## Work required
For this exercise, print the records below verbatim.

(The input begins)

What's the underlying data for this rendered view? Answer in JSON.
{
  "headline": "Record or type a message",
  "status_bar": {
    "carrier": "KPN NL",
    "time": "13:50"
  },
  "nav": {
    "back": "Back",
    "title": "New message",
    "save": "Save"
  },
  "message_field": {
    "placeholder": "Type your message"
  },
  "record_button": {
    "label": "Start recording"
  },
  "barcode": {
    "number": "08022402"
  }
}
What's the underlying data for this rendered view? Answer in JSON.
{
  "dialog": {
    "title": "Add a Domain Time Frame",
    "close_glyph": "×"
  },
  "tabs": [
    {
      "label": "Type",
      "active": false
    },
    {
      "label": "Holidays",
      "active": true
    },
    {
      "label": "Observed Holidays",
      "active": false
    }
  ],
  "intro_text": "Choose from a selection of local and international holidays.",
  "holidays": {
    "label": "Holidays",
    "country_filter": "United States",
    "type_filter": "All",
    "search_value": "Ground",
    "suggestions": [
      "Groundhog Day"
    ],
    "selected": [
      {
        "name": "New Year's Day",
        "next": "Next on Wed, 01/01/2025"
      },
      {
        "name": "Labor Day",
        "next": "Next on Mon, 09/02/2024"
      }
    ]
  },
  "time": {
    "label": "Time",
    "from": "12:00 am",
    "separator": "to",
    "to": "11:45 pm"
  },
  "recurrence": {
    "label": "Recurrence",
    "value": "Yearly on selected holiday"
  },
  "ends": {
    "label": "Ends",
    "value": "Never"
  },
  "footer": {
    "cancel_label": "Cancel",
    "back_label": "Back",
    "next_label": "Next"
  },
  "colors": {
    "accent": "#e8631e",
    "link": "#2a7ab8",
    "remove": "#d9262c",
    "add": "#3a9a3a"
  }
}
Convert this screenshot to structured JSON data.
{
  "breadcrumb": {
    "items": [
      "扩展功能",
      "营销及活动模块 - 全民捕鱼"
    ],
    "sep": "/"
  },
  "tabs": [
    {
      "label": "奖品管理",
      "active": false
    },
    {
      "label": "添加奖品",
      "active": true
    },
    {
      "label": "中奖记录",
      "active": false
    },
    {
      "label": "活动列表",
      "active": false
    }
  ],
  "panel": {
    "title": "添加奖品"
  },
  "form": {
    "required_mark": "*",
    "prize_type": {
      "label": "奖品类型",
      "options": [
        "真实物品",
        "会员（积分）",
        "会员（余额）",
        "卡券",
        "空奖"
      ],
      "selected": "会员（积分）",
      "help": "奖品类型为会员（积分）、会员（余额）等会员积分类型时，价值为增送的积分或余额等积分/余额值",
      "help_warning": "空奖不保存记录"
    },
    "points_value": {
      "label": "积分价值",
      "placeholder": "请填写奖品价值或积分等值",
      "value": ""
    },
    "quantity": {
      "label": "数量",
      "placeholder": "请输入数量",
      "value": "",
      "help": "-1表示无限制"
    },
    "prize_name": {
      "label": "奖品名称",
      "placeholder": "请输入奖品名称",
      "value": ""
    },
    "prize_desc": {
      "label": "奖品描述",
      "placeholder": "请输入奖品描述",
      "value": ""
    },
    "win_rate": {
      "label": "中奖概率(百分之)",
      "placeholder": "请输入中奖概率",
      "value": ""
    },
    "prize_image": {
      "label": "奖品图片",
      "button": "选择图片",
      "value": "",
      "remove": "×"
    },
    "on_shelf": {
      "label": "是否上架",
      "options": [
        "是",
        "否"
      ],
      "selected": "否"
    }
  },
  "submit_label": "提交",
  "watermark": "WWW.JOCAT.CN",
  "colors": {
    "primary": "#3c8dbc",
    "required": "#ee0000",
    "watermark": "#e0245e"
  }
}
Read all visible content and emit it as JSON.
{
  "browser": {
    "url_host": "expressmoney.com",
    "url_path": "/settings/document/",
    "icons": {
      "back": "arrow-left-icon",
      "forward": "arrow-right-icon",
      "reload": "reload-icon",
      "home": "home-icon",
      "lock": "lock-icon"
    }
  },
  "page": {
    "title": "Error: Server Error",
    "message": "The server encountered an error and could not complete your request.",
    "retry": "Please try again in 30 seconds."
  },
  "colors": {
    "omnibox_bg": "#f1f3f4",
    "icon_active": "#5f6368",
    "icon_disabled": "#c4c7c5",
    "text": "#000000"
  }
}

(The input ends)

## Your solution
What's the underlying data for this rendered view? Answer in JSON.
{
  "headline": "Record or type a message",
  "status_bar": {
    "carrier": "KPN NL",
    "time": "13:50"
  },
  "nav": {
    "back": "Back",
    "title": "New message",
    "save": "Save"
  },
  "message_field": {
    "placeholder": "Type your message"
  },
  "record_button": {
    "label": "Start recording"
  },
  "barcode": {
    "number": "08022402"
  }
}
What's the underlying data for this rendered view? Answer in JSON.
{
  "dialog": {
    "title": "Add a Domain Time Frame",
    "close_glyph": "×"
  },
  "tabs": [
    {
      "label": "Type",
      "active": false
    },
    {
      "label": "Holidays",
      "active": true
    },
    {
      "label": "Observed Holidays",
      "active": false
    }
  ],
  "intro_text": "Choose from a selection of local and international holidays.",
  "holidays": {
    "label": "Holidays",
    "country_filter": "United States",
    "type_filter": "All",
    "search_value": "Ground",
    "suggestions": [
      "Groundhog Day"
    ],
    "selected": [
      {
        "name": "New Year's Day",
        "next": "Next on Wed, 01/01/2025"
      },
      {
        "name": "Labor Day",
        "next": "Next on Mon, 09/02/2024"
      }
    ]
  },
  "time": {
    "label": "Time",
    "from": "12:00 am",
    "separator": "to",
    "to": "11:45 pm"
  },
  "recurrence": {
    "label": "Recurrence",
    "value": "Yearly on selected holiday"
  },
  "ends": {
    "label": "Ends",
    "value": "Never"
  },
  "footer": {
    "cancel_label": "Cancel",
    "back_label": "Back",
    "next_label": "Next"
  },
  "colors": {
    "accent": "#e8631e",
    "link": "#2a7ab8",
    "remove": "#d9262c",
    "add": "#3a9a3a"
  }
}
Convert this screenshot to structured JSON data.
{
  "breadcrumb": {
    "items": [
      "扩展功能",
      "营销及活动模块 - 全民捕鱼"
    ],
    "sep": "/"
  },
  "tabs": [
    {
      "label": "奖品管理",
      "active": false
    },
    {
      "label": "添加奖品",
      "active": true
    },
    {
      "label": "中奖记录",
      "active": false
    },
    {
      "label": "活动列表",
      "active": false
    }
  ],
  "panel": {
    "title": "添加奖品"
  },
  "form": {
    "required_mark": "*",
    "prize_type": {
      "label": "奖品类型",
      "options": [
        "真实物品",
        "会员（积分）",
        "会员（余额）",
        "卡券",
        "空奖"
      ],
      "selected": "会员（积分）",
      "help": "奖品类型为会员（积分）、会员（余额）等会员积分类型时，价值为增送的积分或余额等积分/余额值",
      "help_warning": "空奖不保存记录"
    },
    "points_value": {
      "label": "积分价值",
      "placeholder": "请填写奖品价值或积分等值",
      "value": ""
    },
    "quantity": {
      "label": "数量",
      "placeholder": "请输入数量",
      "value": "",
      "help": "-1表示无限制"
    },
    "prize_name": {
      "label": "奖品名称",
      "placeholder": "请输入奖品名称",
      "value": ""
    },
    "prize_desc": {
      "label": "奖品描述",
      "placeholder": "请输入奖品描述",
      "value": ""
    },
    "win_rate": {
      "label": "中奖概率(百分之)",
      "placeholder": "请输入中奖概率",
      "value": ""
    },
    "prize_image": {
      "label": "奖品图片",
      "button": "选择图片",
      "value": "",
      "remove": "×"
    },
    "on_shelf": {
      "label": "是否上架",
      "options": [
        "是",
        "否"
      ],
      "selected": "否"
    }
  },
  "submit_label": "提交",
  "watermark": "WWW.JOCAT.CN",
  "colors": {
    "primary": "#3c8dbc",
    "required": "#ee0000",
    "watermark": "#e0245e"
  }
}
Read all visible content and emit it as JSON.
{
  "browser": {
    "url_host": "expressmoney.com",
    "url_path": "/settings/document/",
    "icons": {
      "back": "arrow-left-icon",
      "forward": "arrow-right-icon",
      "reload": "reload-icon",
      "home": "home-icon",
      "lock": "lock-icon"
    }
  },
  "page": {
    "title": "Error: Server Error",
    "message": "The server encountered an error and could not complete your request.",
    "retry": "Please try again in 30 seconds."
  },
  "colors": {
    "omnibox_bg": "#f1f3f4",
    "icon_active": "#5f6368",
    "icon_disabled": "#c4c7c5",
    "text": "#000000"
  }
}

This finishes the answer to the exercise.